* PropagandaHero: The poem was more or less state propaganda promoted by UsefulNotes/{{Augustus}} to link the emerging and brand-new UsefulNotes/TheRomanEmpire with antique origins. It deliberately aimed to displace Remus and Romulus (the popular founders of Rome) with Aeneas. The Julio-Claudian family of which Augustus was a descendant claimed descent from the Trojans and the Goddess Venus, both origins linked Augustus and Caesar to Aeneas, thereby creating a continuity of the ruling family with their ancestors, and insisting that the foundations of Rome were imperial rather than republican. Aeneas likewise embodies virtues more amenable to Augustan Roman: piety, family honor, stoicism, differing from the more capricious and earthy nature of the Homeric attitude.
4th Nov '16 7:31:44 AM dlchen145
Is there an issue? Send a Message

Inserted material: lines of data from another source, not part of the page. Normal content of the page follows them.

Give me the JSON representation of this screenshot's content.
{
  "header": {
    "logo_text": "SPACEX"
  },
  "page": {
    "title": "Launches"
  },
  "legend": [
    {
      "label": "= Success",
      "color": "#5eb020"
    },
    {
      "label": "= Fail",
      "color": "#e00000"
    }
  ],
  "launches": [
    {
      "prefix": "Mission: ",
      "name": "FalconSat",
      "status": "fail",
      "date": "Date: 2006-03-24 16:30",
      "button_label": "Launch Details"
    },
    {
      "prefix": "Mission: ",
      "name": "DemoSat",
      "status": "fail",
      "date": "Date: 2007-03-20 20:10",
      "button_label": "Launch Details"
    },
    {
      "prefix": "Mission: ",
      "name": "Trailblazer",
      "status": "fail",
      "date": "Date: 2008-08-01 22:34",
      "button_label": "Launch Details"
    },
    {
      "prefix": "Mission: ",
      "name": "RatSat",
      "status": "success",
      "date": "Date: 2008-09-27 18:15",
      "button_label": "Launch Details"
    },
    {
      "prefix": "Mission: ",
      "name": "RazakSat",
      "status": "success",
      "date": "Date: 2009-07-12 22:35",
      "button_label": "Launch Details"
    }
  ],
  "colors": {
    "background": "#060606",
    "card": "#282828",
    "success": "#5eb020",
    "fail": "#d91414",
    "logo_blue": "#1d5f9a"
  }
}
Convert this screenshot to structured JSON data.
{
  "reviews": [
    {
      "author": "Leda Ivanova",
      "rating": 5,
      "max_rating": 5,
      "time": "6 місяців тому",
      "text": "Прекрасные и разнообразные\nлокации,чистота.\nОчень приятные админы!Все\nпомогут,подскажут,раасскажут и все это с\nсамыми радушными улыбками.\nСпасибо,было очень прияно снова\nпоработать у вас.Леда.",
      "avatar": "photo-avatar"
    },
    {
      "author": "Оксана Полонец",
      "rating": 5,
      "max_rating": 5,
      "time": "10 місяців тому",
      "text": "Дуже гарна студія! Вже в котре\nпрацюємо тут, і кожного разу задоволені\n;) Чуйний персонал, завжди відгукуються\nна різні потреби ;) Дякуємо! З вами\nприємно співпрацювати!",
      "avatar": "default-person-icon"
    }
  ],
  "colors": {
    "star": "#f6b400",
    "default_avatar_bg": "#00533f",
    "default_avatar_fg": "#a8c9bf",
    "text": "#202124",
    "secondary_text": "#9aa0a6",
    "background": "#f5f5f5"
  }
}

%%* {{Badass}}: It's a continuation of ''Literature/TheIliad'', so half the cast counts. Turnus, Camilla, Aeneas in the later chapters, and without a doubt, Mezentius, the Etruscan tyrant who comes to Turnus's aid. He's so badass he can ignore the gods, and still give Aeneas one of the best fights in the book.
%%** Even in the early books, Aeneas shows hints of his badass nature. When he goes hunting for dinner, he manages to take down ''seven deer'' with a bow and arrow.
%%** Diomedes, his name is constantly hinted throughout the book, and when it was revealed that he was in Italy, Aphrodite was worried he might try to kill Aeneas (a legitimate concern, since it took two gods to stop him). Luckily for Aeneas, he appears to be neutral.



** [[BadAss Mezentius]] is one of the first. His whole shtick is essentially, "screw you Jupiter!"

to:

** [[BadAss Mezentius]] is Mezentius]is one of the first. His whole shtick is essentially, "screw you Jupiter!"



* WouldntHitAGirl: Some historians believe that the reason [[spoiler:Camilla isn't killed by Aeneas was so that Virgil could avoid having his hero kill a woman. Even a BadAss ActionGirl kind of woman]].

to:

* WouldntHitAGirl: Some historians believe that the reason [[spoiler:Camilla isn't killed by Aeneas was so that Virgil could avoid having his hero kill a woman. Even a BadAss badass ActionGirl kind of woman]].
2nd Nov '16 2:40:35 PM cpslck
Is there an issue? Send a Message

Added DiffLines:

** Most of the Greeks in general are portrayed unsympathetically. Odysseus for example is a slimy ManipulativeBastard compared to the GuileHero OnlySaneMan in Homer's epics.
** This also applies to the Gods that were on the Greeks side. Hera's grudge against Aeneas is incredibly petty and excessively destructive. Athena doesn't make an appearance but sends snakes to kill off Laocoon simply for figuring out the trap and warning the Trojans.
* AdultFear: Pyrrhus brutally killing Polites in front of Priam is probably the worst thing you can do to a father.
This list shows the last 10 events of 115. Show all.
http://tvtropes.org/pmwiki/article_history.php?article=Literature.TheAeneid